WUNC Public Radio, State Government Radio, TimeWarner News 14, the Progressive Pulse Blog of NC Policy Watch, the News & Observer, WTVD-Channel 11, WRAL-TV and other media provided various viewspoints throughout the day.

For publication on September 21, USA TODAY reported on another point made by Insurance Commissioner Goodwin:
"I hope other state insurance regulators across the country look into whether these same excess contract reserves exist in the holdings of health insurance companies doing business in their states," he said. "Whether $1 or an historic amount like $155.8 million as in North Carolina, perhaps consumers and policyholders in other states are due refunds, too," Goodwin posited.
And as USA TODAY reported above, "Steve Larsen, who heads insurance oversight at the U.S. Department of Health and Human Services, said there may be others. "I really do think there may be a bigger issue at work here," he said."

North Carolina's insurance chief will ask the 2011 General Assembly for greater regulatory authority regarding health insurance.
"As our elected state Insurance Commissioner,I will continue fighting for stronger consumer protections ... Having these additions tools reinforce the value of state-based insurance regulation over purely federal regulation," concluded Goodwin.

Thursday, September 16, 2010

Insurance Commissioner Goodwin: Allstate to Refund $680,000 to Certain Drivers

More than 1,800 North Carolina automobile drivers insured by Allstate will receive refunds totalling $680,000, announced state Insurance Commissioner Wayne Goodwin.

"My expert staff at the Department of Insurance received a complaint from an insured driver and, after digging into the problem very diligently, determined that she was due a refund. Then we pursued our investigation even further and discovered that Allstate had made the same mistake elsewhere. As a result, more than three-quarters of a million dollars will be distributed back to 1,803 drivers in rebates averaging $378 each. Having a state-based insurance regulator and a top-notch investigative team are the cause of this big win for consumers," said Commissioner of Insurance Goodwin.
For further details, go here, here, here, and here.

During the first half of Goodwin's first term, North Carolina consumers have saved more than $645 million due to insurance cuts and refunds.

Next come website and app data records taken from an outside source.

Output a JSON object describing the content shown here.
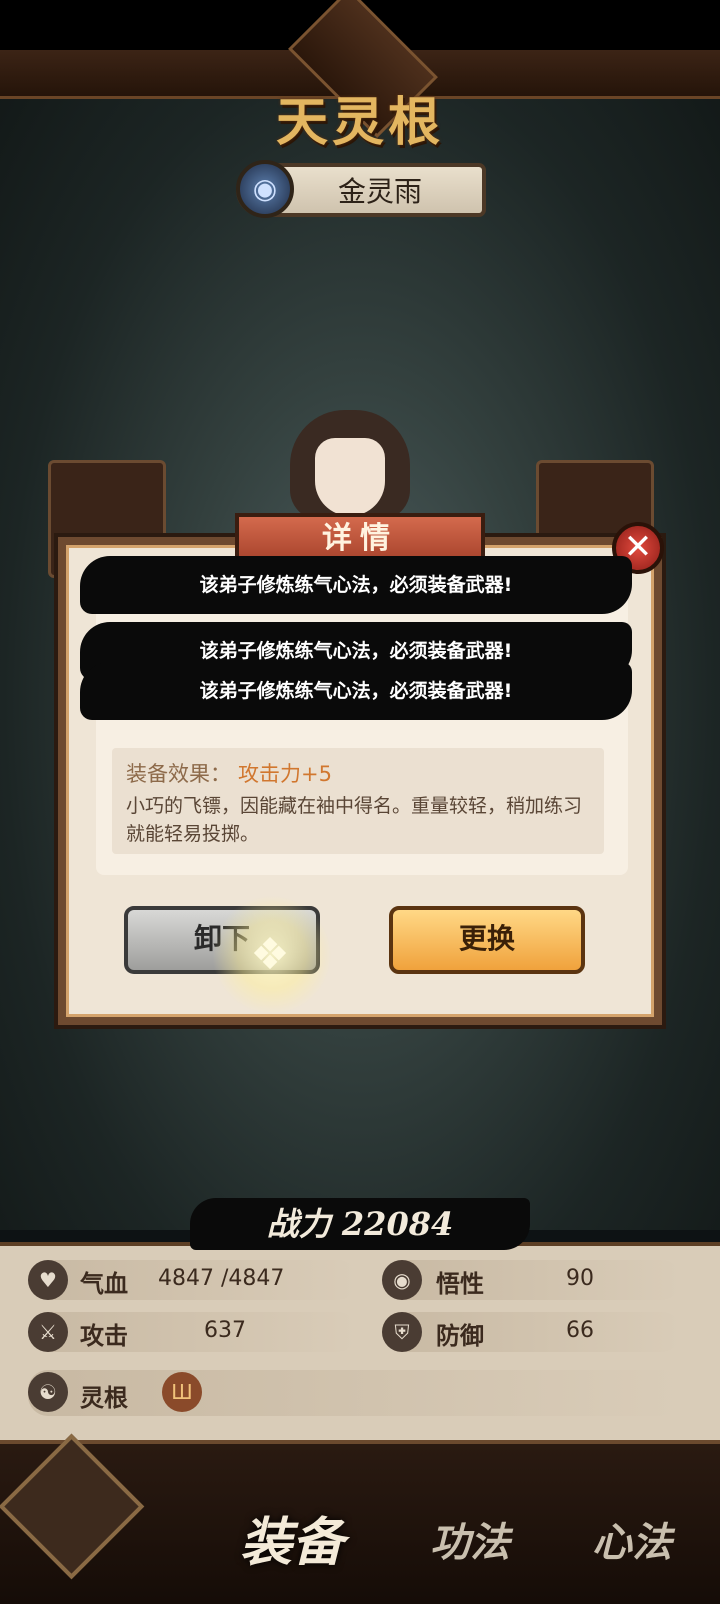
{
  "header": {
    "title": "天灵根",
    "character_name": "金灵雨"
  },
  "dialog": {
    "title": "详情",
    "toasts": [
      "该弟子修炼练气心法，必须装备武器!",
      "该弟子修炼练气心法，必须装备武器!",
      "该弟子修炼练气心法，必须装备武器!"
    ],
    "effect_label": "装备效果：",
    "effect_value": "攻击力+5",
    "description": "小巧的飞镖，因能藏在袖中得名。重量较轻，稍加练习就能轻易投掷。",
    "unequip_label": "卸下",
    "swap_label": "更换",
    "close_icon": "close-icon"
  },
  "stats": {
    "power_label": "战力",
    "power_value": "22084",
    "hp_label": "气血",
    "hp_value": "4847 /4847",
    "insight_label": "悟性",
    "insight_value": "90",
    "attack_label": "攻击",
    "attack_value": "637",
    "defense_label": "防御",
    "defense_value": "66",
    "root_label": "灵根"
  },
  "tabs": {
    "equip": "装备",
    "skill": "功法",
    "mind": "心法"
  }
}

To contact the Department about your insurance policy questions or any other matter, then call toll-free 800-546-5664 or 919-733-3058 in the Raleigh area.